I am grateful to the many individuals in our community on all sides of the unionization issue who engaged constructively and respectfully in the conversations leading up to this election. While members of our community hold a range of views about student unionization, we share a deep commitment to the well-being and success of our students.
In light of the outcome of the vote and the existing NLRB precedent, Harvard is prepared to begin good-faith negotiations, guided by our fundamental commitments as an academic institution. Harvard aspires to the highest ideals in education and scholarship, and the contributions of our students are essential to this endeavor. As I have said before, I believe that the relationship between students and a university is, above all else, an academic one. In this spirit, as we move forward, I want to state three fundamental principles that will guide our approach.
First, we must protect the integrity of our teaching mission. Harvard University, across its diverse schools and programs, is dedicated to providing the best possible education to our students, both graduate and undergraduate. Decisions such as who is admitted, how teaching occurs, and who teaches, are academic judgments to be made by the University. We are not under any obligation to negotiate with the United Auto Workers about academic matters, and will not do so. We will not agree to terms that compromise our educational mission.
Second, we must protect the academic freedom that undergirds our research mission. Harvard researchers deepen our understanding of the human condition and the world around us, promote the flourishing of the arts, introduce lifesaving medical breakthroughs, and improve societies and organizations. Research is a collaborative endeavor of students, faculty, and staff. In order to play their role effectively, faculty must be able to exercise their responsibility to manage and oversee matters relating to research. Within a context of mutual respect, academic freedom is essential to our faculty’s ability to advance knowledge.
Third, the University must serve all of its students, in every school and academic program. Approximately 22,000 students are enrolled at Harvard in any given year. The union will represent one-fifth of them – those who hold teaching and research positions that current NLRB policy deems to be covered by the National Labor Relations Act. Since the election, I have received messages from students who voted against the union and are concerned that majority-rule union decision-making will not take account of their needs and particular circumstances. Current union organizers have provided reassurances that they will represent all members of their bargaining unit fairly. They will face the challenge of accommodating the unprecedented diversity of positions, responsibilities, pay structures, and programs encompassed by the bargaining unit. Furthermore, an agreement reached with the union may have consequences for other students who interact with union members in classrooms, laboratories, and other settings.
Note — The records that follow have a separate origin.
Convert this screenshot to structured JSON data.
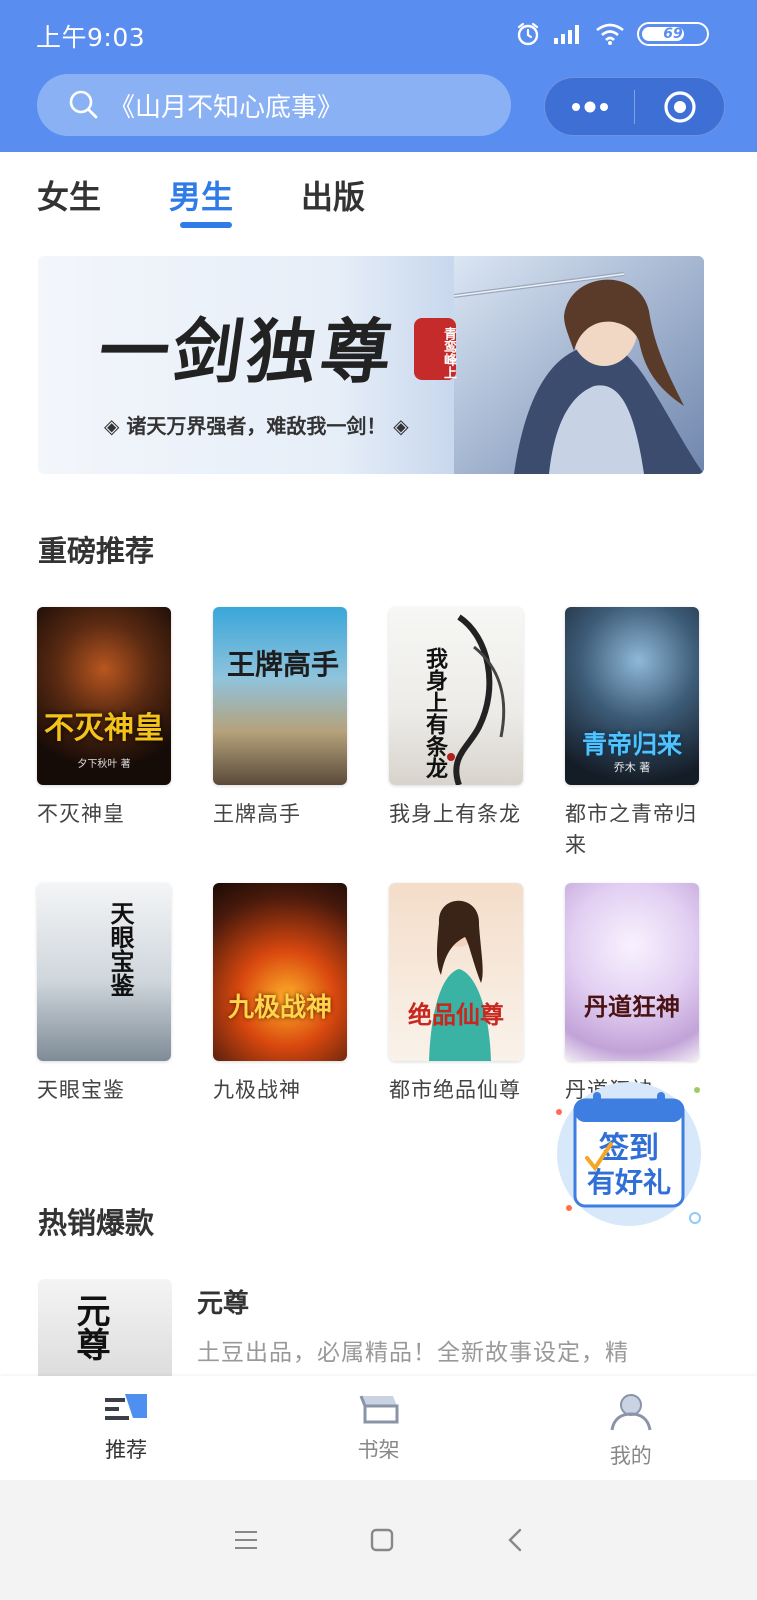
{
  "status_bar": {
    "time": "上午9:03",
    "battery": "69"
  },
  "search": {
    "text": "《山月不知心底事》"
  },
  "tabs": [
    {
      "label": "女生"
    },
    {
      "label": "男生"
    },
    {
      "label": "出版"
    }
  ],
  "banner": {
    "title": "一剑独尊",
    "seal": "青鸾峰上",
    "slogan": "诸天万界强者，难敌我一剑！"
  },
  "section_recommend": {
    "title": "重磅推荐"
  },
  "books": [
    {
      "name": "不灭神皇",
      "cover_text": "不灭神皇",
      "cover_author": "夕下秋叶 著"
    },
    {
      "name": "王牌高手",
      "cover_text": "王牌高手",
      "cover_author": ""
    },
    {
      "name": "我身上有条龙",
      "cover_text": "我身上有条龙",
      "cover_author": ""
    },
    {
      "name": "都市之青帝归来",
      "cover_text": "青帝归来",
      "cover_author": "乔木 著"
    },
    {
      "name": "天眼宝鉴",
      "cover_text": "天眼宝鉴",
      "cover_author": ""
    },
    {
      "name": "九极战神",
      "cover_text": "九极战神",
      "cover_author": ""
    },
    {
      "name": "都市绝品仙尊",
      "cover_text": "绝品仙尊",
      "cover_author": ""
    },
    {
      "name": "丹道狂神",
      "cover_text": "丹道狂神",
      "cover_author": ""
    }
  ],
  "signin_badge": {
    "line1": "签到",
    "line2": "有好礼"
  },
  "section_hot": {
    "title": "热销爆款"
  },
  "hot_items": [
    {
      "title": "元尊",
      "cover_text": "元尊",
      "desc": "土豆出品，必属精品！全新故事设定，精"
    }
  ],
  "tabbar": [
    {
      "label": "推荐",
      "icon": "recommend-icon"
    },
    {
      "label": "书架",
      "icon": "bookshelf-icon"
    },
    {
      "label": "我的",
      "icon": "profile-icon"
    }
  ],
  "colors": {
    "header": "#5a8df0",
    "accent": "#2f7be8"
  }
}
Harvard will uphold its responsibility to every student, both those who are represented by the union and those who are not.
Students are at the heart of Harvard’s learning, teaching, and scholarship. All should benefit from the academic opportunities that make Harvard the extraordinary institution it is. The University will seek in every instance to preserve those opportunities and to strive for a student experience that is unsurpassed today and in the years to come.
Alan M. Garber AB '77, PhD '82